Start of Data section

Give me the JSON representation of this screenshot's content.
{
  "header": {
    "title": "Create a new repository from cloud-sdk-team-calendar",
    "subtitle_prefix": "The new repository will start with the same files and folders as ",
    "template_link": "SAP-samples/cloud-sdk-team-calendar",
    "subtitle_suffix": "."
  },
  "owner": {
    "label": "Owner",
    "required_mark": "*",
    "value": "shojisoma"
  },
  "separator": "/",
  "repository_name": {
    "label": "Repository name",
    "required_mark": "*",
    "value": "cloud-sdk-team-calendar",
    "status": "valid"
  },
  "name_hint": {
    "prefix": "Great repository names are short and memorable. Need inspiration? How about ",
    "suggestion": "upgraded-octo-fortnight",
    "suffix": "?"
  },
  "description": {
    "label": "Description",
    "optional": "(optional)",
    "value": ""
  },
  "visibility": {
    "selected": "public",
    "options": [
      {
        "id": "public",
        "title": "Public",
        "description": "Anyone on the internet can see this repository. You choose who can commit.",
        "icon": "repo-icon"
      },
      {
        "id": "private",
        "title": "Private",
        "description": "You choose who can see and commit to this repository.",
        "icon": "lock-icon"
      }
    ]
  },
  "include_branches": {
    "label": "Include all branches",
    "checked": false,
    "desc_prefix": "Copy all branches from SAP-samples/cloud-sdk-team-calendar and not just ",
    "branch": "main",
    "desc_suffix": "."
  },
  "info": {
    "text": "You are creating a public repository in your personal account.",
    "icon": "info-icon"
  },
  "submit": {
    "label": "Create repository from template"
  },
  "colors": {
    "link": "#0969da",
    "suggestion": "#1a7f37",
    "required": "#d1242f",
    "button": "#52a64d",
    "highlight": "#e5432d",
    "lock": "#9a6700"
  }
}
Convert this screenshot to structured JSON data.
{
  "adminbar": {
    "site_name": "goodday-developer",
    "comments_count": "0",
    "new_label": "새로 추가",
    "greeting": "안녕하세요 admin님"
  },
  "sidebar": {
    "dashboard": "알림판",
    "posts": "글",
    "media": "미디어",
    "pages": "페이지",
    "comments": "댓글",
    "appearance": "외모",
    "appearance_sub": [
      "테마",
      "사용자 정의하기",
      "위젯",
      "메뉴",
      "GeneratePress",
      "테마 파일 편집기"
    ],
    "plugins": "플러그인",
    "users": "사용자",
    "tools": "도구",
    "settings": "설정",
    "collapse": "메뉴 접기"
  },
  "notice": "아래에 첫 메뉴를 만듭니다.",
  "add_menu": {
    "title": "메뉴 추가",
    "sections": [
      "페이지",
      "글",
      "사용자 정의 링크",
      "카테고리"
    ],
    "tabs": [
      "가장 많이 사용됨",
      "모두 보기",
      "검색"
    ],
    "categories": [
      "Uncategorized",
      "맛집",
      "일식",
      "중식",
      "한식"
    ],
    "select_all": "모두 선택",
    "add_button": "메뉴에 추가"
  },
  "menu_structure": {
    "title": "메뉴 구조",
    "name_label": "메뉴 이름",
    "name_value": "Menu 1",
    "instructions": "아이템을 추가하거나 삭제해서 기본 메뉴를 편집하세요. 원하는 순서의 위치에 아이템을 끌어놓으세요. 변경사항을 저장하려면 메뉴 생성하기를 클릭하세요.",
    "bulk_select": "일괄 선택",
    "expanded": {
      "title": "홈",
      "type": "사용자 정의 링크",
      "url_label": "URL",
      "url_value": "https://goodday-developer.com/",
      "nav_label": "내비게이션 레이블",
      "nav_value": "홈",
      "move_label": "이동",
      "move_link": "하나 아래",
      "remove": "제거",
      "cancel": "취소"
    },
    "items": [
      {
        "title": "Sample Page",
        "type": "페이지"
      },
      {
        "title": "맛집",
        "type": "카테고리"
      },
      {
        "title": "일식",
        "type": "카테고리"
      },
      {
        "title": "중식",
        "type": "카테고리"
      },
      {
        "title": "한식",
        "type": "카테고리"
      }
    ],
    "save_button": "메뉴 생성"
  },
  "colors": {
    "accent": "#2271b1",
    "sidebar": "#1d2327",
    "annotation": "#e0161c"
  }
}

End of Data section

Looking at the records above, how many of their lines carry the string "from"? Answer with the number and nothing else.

3